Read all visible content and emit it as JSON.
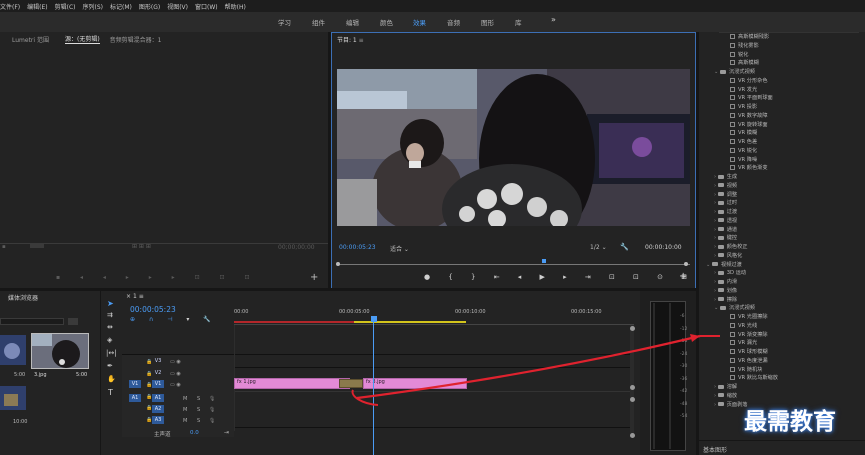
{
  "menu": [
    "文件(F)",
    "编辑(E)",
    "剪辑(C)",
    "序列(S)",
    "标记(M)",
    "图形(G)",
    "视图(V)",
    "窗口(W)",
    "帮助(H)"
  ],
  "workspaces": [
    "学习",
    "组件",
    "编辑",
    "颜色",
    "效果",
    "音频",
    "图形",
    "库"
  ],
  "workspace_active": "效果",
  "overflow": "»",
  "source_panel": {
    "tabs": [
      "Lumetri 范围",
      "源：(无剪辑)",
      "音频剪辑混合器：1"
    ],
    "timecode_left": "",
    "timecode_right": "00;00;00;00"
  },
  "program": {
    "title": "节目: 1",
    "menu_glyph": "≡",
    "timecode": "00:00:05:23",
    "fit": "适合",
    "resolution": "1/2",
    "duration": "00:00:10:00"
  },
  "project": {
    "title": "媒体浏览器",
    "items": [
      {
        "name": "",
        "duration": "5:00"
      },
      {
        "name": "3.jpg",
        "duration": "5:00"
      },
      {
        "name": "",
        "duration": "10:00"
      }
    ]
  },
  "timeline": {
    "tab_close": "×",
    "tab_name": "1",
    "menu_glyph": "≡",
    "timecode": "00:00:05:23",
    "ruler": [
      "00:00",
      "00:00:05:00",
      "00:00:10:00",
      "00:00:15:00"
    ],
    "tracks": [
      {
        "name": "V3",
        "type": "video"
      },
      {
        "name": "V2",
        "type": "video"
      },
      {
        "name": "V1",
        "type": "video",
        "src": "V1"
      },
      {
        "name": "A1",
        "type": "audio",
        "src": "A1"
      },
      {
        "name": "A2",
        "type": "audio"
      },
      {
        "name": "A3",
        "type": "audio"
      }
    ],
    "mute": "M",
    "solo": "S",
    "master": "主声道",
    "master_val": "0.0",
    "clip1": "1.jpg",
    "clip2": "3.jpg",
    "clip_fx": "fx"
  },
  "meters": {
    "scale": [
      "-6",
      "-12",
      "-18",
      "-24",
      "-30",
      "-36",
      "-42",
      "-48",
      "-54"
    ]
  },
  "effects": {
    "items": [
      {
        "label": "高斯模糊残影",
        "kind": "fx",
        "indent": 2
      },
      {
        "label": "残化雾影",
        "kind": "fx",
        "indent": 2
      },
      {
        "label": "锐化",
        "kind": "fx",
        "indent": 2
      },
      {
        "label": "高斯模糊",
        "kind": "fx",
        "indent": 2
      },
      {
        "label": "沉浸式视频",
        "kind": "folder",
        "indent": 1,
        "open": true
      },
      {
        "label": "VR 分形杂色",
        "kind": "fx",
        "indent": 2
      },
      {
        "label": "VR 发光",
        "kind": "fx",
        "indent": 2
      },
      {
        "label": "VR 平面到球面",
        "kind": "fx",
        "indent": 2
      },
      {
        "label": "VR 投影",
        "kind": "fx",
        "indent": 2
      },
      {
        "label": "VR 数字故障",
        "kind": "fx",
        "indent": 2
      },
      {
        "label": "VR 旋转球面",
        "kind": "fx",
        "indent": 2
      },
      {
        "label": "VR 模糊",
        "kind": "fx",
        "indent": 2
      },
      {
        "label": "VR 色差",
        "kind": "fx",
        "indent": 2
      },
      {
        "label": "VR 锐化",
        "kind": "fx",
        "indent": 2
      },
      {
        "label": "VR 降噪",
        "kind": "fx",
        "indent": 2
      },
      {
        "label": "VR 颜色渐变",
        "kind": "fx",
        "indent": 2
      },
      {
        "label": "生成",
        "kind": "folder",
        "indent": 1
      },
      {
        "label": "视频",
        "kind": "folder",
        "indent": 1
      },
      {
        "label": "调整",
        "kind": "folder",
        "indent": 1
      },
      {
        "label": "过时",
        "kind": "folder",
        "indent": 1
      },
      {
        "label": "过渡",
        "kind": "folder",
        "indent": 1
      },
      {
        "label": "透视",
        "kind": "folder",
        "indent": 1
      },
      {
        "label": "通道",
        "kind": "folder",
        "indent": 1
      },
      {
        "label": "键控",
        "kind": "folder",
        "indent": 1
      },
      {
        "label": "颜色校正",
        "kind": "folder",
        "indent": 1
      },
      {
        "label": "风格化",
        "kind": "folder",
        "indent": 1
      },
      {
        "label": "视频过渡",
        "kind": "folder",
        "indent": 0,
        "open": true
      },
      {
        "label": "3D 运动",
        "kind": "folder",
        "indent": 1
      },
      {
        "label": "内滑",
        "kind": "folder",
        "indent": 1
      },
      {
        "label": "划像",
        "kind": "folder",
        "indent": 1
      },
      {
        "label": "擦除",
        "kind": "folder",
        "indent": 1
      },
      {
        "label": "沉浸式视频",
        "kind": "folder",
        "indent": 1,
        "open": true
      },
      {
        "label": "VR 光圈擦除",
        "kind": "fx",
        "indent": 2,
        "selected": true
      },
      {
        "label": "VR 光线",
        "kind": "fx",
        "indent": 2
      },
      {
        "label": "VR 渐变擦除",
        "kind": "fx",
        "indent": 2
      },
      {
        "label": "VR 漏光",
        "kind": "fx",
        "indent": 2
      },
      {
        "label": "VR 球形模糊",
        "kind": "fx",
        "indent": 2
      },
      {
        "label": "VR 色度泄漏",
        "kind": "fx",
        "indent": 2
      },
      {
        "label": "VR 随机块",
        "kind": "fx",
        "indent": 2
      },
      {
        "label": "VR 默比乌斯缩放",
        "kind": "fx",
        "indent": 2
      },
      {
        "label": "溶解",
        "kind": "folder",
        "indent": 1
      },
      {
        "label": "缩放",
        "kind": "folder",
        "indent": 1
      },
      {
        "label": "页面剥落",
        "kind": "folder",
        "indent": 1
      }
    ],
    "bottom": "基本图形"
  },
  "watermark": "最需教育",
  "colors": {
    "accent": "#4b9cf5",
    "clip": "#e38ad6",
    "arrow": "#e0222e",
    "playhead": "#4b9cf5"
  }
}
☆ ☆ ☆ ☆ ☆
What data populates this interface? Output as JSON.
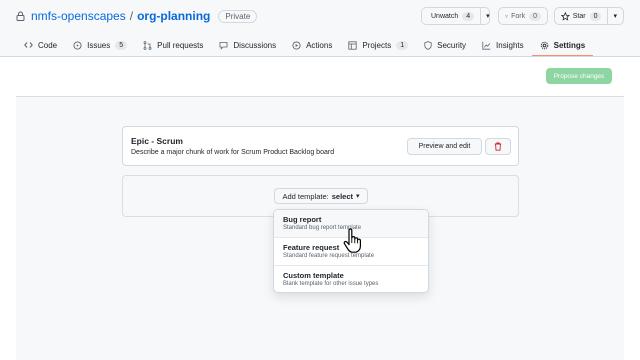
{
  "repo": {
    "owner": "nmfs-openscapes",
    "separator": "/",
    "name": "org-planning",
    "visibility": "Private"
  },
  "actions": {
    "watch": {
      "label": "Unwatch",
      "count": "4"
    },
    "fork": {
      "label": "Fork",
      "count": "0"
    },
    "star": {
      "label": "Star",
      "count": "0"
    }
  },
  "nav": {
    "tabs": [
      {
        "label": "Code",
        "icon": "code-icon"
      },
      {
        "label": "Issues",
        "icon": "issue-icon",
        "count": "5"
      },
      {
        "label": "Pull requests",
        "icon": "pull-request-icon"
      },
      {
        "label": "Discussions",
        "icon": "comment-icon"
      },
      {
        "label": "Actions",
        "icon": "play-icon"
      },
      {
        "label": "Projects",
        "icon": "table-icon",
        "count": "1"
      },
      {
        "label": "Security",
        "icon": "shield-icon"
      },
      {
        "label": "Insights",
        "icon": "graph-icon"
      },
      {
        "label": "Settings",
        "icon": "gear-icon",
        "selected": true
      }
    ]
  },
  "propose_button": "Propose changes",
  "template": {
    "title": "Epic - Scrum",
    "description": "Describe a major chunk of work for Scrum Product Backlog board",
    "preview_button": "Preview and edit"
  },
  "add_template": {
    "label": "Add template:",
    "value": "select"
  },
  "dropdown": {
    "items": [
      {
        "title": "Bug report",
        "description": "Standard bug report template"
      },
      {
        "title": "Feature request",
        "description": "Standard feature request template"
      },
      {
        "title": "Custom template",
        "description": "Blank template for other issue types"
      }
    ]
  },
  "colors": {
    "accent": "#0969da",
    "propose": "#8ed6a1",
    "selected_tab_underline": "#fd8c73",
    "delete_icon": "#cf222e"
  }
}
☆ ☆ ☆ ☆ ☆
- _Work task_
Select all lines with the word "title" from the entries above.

- _Task result_
    "title": "节目: 1",
    "title": "媒体浏览器",
    "title": "Epic - Scrum",
        "title": "Bug report",
        "title": "Feature request",
        "title": "Custom template",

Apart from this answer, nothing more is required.